Okay, I’ll admit it... I found myself wondering whether this was in fact a real robot, or actually a person pretending to be a robot.
It's not a fake. This is the latest iteration of the Geminoid series of ultra-realistic androids, from Japanese firm Kokoro and Osaka University roboticist Hiroshi Ishiguro. Specifically, this is Geminoid DK, which was constructed to look exactly like associate professor Henrik Scharfe of Aalborg University in Denmark.
UPDATE: We've just found a new video that is absolutely amazing:

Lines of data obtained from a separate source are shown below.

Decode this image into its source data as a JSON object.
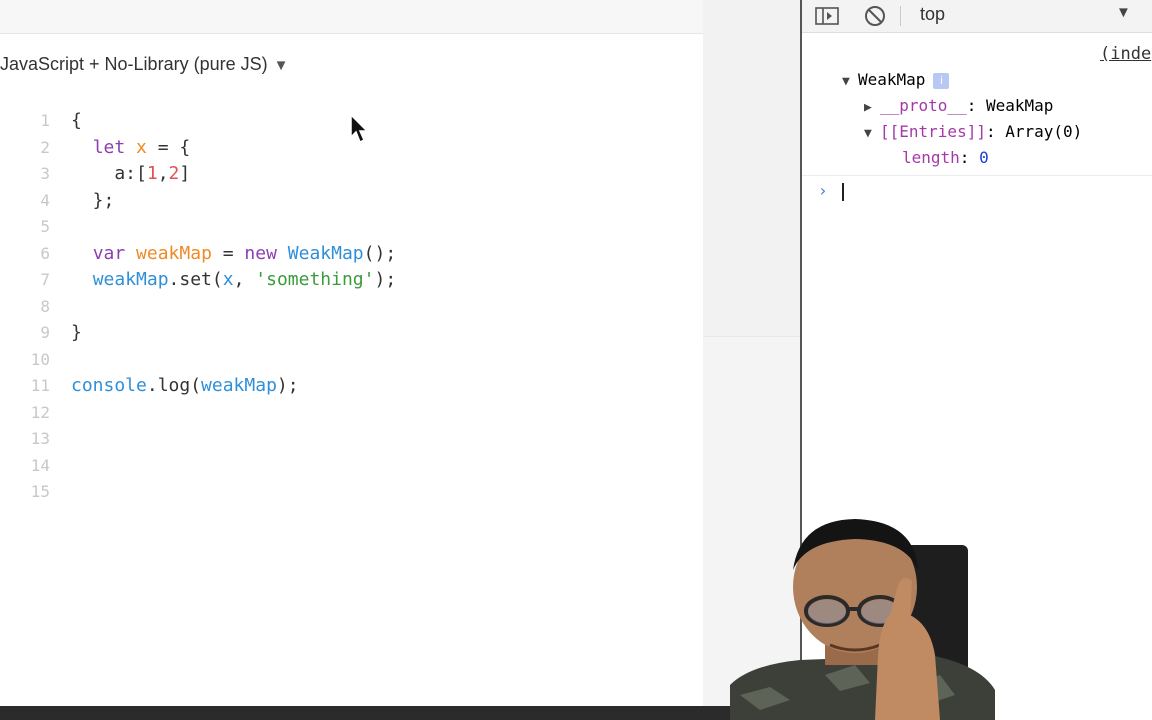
{
  "editor": {
    "language_label": "JavaScript + No-Library (pure JS)",
    "lines": [
      {
        "n": "1",
        "tokens": [
          {
            "t": "{",
            "c": ""
          }
        ]
      },
      {
        "n": "2",
        "tokens": [
          {
            "t": "  ",
            "c": ""
          },
          {
            "t": "let",
            "c": "kw"
          },
          {
            "t": " ",
            "c": ""
          },
          {
            "t": "x",
            "c": "var"
          },
          {
            "t": " = {",
            "c": ""
          }
        ]
      },
      {
        "n": "3",
        "tokens": [
          {
            "t": "    a:[",
            "c": ""
          },
          {
            "t": "1",
            "c": "num"
          },
          {
            "t": ",",
            "c": ""
          },
          {
            "t": "2",
            "c": "num"
          },
          {
            "t": "]",
            "c": ""
          }
        ]
      },
      {
        "n": "4",
        "tokens": [
          {
            "t": "  };",
            "c": ""
          }
        ]
      },
      {
        "n": "5",
        "tokens": []
      },
      {
        "n": "6",
        "tokens": [
          {
            "t": "  ",
            "c": ""
          },
          {
            "t": "var",
            "c": "kw"
          },
          {
            "t": " ",
            "c": ""
          },
          {
            "t": "weakMap",
            "c": "var"
          },
          {
            "t": " = ",
            "c": ""
          },
          {
            "t": "new",
            "c": "kw"
          },
          {
            "t": " ",
            "c": ""
          },
          {
            "t": "WeakMap",
            "c": "fn"
          },
          {
            "t": "();",
            "c": ""
          }
        ]
      },
      {
        "n": "7",
        "tokens": [
          {
            "t": "  ",
            "c": ""
          },
          {
            "t": "weakMap",
            "c": "fn"
          },
          {
            "t": ".set(",
            "c": ""
          },
          {
            "t": "x",
            "c": "fn"
          },
          {
            "t": ", ",
            "c": ""
          },
          {
            "t": "'something'",
            "c": "str"
          },
          {
            "t": ");",
            "c": ""
          }
        ]
      },
      {
        "n": "8",
        "tokens": []
      },
      {
        "n": "9",
        "tokens": [
          {
            "t": "}",
            "c": ""
          }
        ]
      },
      {
        "n": "10",
        "tokens": []
      },
      {
        "n": "11",
        "tokens": [
          {
            "t": "console",
            "c": "fn"
          },
          {
            "t": ".log(",
            "c": ""
          },
          {
            "t": "weakMap",
            "c": "fn"
          },
          {
            "t": ");",
            "c": ""
          }
        ]
      },
      {
        "n": "12",
        "tokens": []
      },
      {
        "n": "13",
        "tokens": []
      },
      {
        "n": "14",
        "tokens": []
      },
      {
        "n": "15",
        "tokens": []
      }
    ]
  },
  "devtools": {
    "context": "top",
    "source_link": "(inde",
    "object": {
      "name": "WeakMap",
      "info": "i",
      "proto_key": "__proto__",
      "proto_sep": ": ",
      "proto_value": "WeakMap",
      "entries_key": "[[Entries]]",
      "entries_sep": ": ",
      "entries_value": "Array(0)",
      "length_key": "length",
      "length_sep": ": ",
      "length_value": "0"
    },
    "prompt": "›"
  },
  "icons": {
    "sidebar_toggle": "sidebar-toggle-icon",
    "clear": "clear-console-icon",
    "dropdown": "dropdown-arrow-icon"
  }
}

When we contacted Prof. Scharfe inquiring about the android, he confirmed: "No, it is not a hoax," adding that he and colleagues in Denmark and Japan have been working on the project for about a year now. His Geminoid, which cost some US $200,000, was built by Kokoro in Tokyo and is now at Japan's Advanced Telecommunications Research Institute International (ATR) in Nara for setup and testing.
"In a couple of weeks I will go back to Japan to participate in the experiments," he says. "After that, the robot is shipped to Denmark to inhabit a newly designed lab."

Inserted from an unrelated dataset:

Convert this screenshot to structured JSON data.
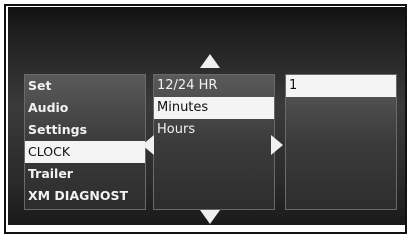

Geminoid DK does look pretty much exactly like the original template:
The Geminoid is on the right. I think.
If you're wondering why on Earth someone would want an exact robotic double of themselves, besides being TOTALLY AND COMPLETELY AWESOME, the Geminoid is going to be used for studying human-robot interaction, in particular people's emotional responses when they face an android representing another person. Prof. Scharfe wants to find out if the robot can transmit a person's "presence" to a remote location and whether cultural differences in people's acceptance of robots make a difference.
These are some of the same questions that Hiroshi Ishiguro set out to explore when he created his robot clone, the Geminoid HI-1, and a copy of a twentysomething Japanese model, the Geminoid F [see photos, right].
For his part, Ishiguro, a professor at Osaka University and group leader at ATR, declined to give us more details about his involvement with the Geminoid DK project, saying only that he and Scharfe "are working together."
Like with the other Geminoid robots, all of the movements and expressions of Geminoid DK are remote controlled by an operator with a computer, who uses a motion-capture system that tracks facial expressions and head movements. Turn your head and the Geminoid does the same; move your mouth and the android follows suit.
But it's not hard to imagine full autonomy in the not-to-distant future.
Incidentally, according to a note on his website here's what Prof. Scharfe's wife thinks about his robotic double:
- She prefers body number 1
- She suggests that he should always send body number 2 to conferences and stuff
Prefers body number 1, eh? Does she know that body number 2 is upgradeable?
Here's another video and more (freaky) pics of Geminoid DK in the making to fuel your nightmares, enjoy:
Images and videos: Geminoid DK Project
Evan Ackerman is a senior editor at IEEE Spectrum. Since 2007, he has written over 6,000 articles on robotics and technology. He has a degree in Martian geology and is excellent at playing bagpipes.